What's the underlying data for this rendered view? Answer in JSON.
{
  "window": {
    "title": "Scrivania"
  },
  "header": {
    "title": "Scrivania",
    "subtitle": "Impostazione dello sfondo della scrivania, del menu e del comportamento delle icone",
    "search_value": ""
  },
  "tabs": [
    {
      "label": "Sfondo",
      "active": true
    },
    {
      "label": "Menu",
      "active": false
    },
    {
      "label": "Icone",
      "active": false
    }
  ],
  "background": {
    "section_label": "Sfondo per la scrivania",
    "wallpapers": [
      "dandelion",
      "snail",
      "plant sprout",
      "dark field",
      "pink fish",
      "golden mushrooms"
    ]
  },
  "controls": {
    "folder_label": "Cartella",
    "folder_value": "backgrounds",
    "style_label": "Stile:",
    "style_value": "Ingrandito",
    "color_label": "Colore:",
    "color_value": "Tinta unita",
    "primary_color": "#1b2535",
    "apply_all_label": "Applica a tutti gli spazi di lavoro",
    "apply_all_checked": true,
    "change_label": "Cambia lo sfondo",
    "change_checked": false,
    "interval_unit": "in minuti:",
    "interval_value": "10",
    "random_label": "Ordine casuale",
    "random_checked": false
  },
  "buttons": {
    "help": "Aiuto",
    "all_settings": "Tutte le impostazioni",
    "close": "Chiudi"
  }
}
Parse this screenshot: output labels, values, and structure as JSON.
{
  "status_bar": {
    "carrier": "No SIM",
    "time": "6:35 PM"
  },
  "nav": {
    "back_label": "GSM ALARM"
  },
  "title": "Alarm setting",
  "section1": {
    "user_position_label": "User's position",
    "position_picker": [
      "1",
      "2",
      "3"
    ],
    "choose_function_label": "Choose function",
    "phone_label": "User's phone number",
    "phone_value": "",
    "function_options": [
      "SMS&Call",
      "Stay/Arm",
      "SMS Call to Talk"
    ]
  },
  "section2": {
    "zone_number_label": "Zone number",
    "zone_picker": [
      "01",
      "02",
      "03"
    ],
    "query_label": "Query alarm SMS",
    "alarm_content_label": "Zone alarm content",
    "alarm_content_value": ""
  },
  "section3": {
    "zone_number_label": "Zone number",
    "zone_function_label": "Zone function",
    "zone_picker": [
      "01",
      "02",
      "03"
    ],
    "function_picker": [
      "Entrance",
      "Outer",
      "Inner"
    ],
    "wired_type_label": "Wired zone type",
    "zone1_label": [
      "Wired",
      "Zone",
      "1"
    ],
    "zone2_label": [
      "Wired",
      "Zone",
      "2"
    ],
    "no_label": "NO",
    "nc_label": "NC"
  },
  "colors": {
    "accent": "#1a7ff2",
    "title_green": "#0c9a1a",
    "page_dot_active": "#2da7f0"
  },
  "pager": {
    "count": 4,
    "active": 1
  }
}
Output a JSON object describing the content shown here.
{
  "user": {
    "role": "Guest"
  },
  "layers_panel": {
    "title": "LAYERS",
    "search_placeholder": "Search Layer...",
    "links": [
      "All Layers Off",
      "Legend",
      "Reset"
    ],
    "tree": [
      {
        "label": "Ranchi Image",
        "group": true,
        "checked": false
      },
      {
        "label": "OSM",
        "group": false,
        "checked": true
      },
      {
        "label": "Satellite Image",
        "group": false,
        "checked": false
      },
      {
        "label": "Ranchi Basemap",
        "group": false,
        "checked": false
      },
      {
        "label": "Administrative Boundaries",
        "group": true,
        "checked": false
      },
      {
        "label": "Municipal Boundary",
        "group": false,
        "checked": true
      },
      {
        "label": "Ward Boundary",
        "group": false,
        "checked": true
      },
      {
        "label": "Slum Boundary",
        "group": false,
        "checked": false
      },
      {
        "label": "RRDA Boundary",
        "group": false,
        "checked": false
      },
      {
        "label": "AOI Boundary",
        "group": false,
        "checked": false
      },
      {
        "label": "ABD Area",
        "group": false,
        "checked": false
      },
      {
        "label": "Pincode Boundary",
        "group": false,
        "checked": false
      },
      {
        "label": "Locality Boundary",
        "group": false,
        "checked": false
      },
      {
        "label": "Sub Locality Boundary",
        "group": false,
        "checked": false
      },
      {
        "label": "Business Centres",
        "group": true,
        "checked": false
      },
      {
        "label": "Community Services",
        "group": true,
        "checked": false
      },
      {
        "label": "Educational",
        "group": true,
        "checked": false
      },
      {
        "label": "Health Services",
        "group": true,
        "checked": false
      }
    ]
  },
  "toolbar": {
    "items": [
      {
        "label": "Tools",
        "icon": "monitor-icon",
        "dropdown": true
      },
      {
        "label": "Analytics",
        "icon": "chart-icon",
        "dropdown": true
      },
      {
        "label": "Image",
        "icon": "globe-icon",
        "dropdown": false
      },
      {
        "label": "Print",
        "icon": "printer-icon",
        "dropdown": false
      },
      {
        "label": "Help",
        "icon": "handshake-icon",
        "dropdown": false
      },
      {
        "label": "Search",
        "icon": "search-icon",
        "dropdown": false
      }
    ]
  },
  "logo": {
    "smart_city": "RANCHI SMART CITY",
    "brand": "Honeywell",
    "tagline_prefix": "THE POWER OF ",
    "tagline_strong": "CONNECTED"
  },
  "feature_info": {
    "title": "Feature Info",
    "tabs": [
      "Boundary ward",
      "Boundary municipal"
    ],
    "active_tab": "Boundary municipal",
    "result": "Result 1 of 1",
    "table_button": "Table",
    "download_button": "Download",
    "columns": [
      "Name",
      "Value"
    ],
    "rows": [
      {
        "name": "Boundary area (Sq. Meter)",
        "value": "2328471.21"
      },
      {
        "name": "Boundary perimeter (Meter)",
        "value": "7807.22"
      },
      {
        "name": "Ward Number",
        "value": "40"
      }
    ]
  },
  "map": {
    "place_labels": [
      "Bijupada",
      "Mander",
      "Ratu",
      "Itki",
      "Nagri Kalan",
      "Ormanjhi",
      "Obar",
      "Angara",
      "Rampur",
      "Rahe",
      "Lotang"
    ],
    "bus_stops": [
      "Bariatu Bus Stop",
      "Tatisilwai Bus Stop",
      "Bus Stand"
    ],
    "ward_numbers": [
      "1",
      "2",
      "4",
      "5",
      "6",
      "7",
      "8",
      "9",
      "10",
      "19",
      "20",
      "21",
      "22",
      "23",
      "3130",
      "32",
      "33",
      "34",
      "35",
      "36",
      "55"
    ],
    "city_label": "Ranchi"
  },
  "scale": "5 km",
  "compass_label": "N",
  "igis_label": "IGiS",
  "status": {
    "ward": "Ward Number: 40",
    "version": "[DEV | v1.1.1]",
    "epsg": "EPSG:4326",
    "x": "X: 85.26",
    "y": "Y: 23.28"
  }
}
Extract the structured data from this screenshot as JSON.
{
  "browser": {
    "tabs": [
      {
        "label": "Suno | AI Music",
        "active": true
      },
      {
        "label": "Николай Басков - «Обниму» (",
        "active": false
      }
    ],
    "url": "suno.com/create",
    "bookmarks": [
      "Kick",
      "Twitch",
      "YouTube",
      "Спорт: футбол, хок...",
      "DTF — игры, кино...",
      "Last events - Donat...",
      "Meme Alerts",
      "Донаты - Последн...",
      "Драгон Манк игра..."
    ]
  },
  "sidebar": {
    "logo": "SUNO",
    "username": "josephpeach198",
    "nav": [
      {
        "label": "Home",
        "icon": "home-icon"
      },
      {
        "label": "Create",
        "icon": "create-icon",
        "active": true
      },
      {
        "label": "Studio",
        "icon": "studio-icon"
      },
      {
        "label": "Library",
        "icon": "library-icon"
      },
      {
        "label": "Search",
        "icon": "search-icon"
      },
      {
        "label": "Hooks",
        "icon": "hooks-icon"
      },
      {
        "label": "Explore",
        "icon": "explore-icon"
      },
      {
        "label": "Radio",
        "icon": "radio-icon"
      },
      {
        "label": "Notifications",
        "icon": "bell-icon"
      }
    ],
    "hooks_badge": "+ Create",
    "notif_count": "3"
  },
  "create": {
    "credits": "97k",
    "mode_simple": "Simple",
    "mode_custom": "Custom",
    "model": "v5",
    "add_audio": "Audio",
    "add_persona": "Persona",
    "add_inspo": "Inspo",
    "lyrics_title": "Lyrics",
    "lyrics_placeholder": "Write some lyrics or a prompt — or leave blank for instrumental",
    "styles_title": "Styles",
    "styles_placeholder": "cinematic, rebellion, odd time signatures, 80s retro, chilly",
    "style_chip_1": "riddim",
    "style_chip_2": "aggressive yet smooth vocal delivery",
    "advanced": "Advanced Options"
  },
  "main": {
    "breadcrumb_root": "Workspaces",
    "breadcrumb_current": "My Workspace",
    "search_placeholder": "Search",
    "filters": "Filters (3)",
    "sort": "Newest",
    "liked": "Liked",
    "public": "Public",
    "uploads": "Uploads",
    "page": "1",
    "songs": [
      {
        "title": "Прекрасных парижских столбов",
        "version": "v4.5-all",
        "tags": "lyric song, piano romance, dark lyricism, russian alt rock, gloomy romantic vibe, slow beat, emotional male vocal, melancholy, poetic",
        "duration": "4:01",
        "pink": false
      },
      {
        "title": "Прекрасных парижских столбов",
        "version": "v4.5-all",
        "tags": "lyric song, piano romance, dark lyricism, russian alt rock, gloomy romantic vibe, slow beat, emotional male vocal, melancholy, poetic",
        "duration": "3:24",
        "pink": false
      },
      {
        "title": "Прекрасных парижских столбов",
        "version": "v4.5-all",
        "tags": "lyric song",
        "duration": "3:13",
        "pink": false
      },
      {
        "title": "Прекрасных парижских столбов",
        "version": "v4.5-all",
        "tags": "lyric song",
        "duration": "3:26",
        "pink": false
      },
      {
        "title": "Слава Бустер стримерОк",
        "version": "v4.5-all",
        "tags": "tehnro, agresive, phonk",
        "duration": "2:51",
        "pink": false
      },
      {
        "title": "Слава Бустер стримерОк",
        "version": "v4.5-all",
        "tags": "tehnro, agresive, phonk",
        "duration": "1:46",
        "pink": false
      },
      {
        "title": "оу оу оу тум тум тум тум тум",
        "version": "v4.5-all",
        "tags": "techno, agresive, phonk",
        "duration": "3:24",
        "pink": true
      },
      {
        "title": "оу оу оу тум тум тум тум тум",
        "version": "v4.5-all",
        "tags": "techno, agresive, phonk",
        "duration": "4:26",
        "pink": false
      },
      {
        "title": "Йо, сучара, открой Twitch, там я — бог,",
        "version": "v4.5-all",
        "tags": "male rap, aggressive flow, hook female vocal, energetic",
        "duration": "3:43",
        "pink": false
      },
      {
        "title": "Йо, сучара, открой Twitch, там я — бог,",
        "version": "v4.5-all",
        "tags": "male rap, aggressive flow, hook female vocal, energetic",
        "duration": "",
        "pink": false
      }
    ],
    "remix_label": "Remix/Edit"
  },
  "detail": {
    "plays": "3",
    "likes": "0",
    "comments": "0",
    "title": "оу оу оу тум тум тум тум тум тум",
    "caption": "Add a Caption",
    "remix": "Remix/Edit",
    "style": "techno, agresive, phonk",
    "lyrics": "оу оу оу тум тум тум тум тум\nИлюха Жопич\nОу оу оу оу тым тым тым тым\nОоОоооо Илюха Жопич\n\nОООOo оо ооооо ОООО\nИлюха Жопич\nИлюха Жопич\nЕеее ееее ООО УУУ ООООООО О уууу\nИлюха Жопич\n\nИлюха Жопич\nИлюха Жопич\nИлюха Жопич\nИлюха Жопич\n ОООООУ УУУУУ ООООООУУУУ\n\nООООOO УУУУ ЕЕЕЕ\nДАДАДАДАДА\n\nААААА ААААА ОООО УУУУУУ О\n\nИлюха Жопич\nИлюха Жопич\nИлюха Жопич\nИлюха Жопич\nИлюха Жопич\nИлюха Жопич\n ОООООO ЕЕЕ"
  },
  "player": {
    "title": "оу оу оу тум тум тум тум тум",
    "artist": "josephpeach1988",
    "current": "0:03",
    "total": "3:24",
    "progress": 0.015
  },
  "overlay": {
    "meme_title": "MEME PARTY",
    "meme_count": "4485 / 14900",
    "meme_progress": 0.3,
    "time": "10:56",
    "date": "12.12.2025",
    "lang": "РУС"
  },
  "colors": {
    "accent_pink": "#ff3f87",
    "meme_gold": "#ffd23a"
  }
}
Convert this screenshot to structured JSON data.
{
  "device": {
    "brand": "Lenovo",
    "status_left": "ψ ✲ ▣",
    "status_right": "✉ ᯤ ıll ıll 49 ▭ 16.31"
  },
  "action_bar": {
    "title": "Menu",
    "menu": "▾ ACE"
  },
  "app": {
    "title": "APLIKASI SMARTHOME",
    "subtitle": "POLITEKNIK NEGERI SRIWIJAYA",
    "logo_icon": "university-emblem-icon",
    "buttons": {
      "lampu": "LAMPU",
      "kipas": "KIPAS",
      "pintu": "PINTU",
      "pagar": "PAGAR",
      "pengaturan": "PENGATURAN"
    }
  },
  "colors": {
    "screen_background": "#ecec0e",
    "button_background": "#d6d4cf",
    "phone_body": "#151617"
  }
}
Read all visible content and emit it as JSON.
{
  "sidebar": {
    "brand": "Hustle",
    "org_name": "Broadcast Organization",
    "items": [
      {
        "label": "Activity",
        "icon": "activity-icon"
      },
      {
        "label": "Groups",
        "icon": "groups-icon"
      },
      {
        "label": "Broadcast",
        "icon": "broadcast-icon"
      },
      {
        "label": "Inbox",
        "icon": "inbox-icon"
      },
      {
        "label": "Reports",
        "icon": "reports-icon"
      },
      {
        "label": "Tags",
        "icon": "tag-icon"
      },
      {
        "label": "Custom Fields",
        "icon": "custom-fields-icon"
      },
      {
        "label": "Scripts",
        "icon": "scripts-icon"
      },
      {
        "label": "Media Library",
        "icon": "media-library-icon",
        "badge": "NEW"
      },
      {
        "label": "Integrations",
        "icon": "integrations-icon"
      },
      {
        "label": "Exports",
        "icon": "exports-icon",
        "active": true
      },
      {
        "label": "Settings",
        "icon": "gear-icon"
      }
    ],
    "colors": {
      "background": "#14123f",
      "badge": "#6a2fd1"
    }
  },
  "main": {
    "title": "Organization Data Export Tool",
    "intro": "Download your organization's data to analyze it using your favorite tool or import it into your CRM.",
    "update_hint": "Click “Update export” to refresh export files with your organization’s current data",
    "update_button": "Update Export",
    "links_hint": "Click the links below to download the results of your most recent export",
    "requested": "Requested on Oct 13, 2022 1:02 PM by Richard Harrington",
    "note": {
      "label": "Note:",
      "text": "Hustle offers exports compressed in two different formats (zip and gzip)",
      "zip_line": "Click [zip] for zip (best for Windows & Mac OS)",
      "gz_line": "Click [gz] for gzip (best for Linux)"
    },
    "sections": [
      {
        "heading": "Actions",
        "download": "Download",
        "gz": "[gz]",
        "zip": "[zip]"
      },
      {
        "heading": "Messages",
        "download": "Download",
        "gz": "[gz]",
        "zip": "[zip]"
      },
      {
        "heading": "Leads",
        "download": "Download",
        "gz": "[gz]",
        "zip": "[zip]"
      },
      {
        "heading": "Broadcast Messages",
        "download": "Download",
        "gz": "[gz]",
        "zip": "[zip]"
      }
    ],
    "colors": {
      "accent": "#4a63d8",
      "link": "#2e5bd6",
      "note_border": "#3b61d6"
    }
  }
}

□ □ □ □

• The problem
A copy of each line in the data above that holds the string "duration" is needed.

• Response below
        "duration": "4:01",
        "duration": "3:24",
        "duration": "3:13",
        "duration": "3:26",
        "duration": "2:51",
        "duration": "1:46",
        "duration": "3:24",
        "duration": "4:26",
        "duration": "3:43",
        "duration": "",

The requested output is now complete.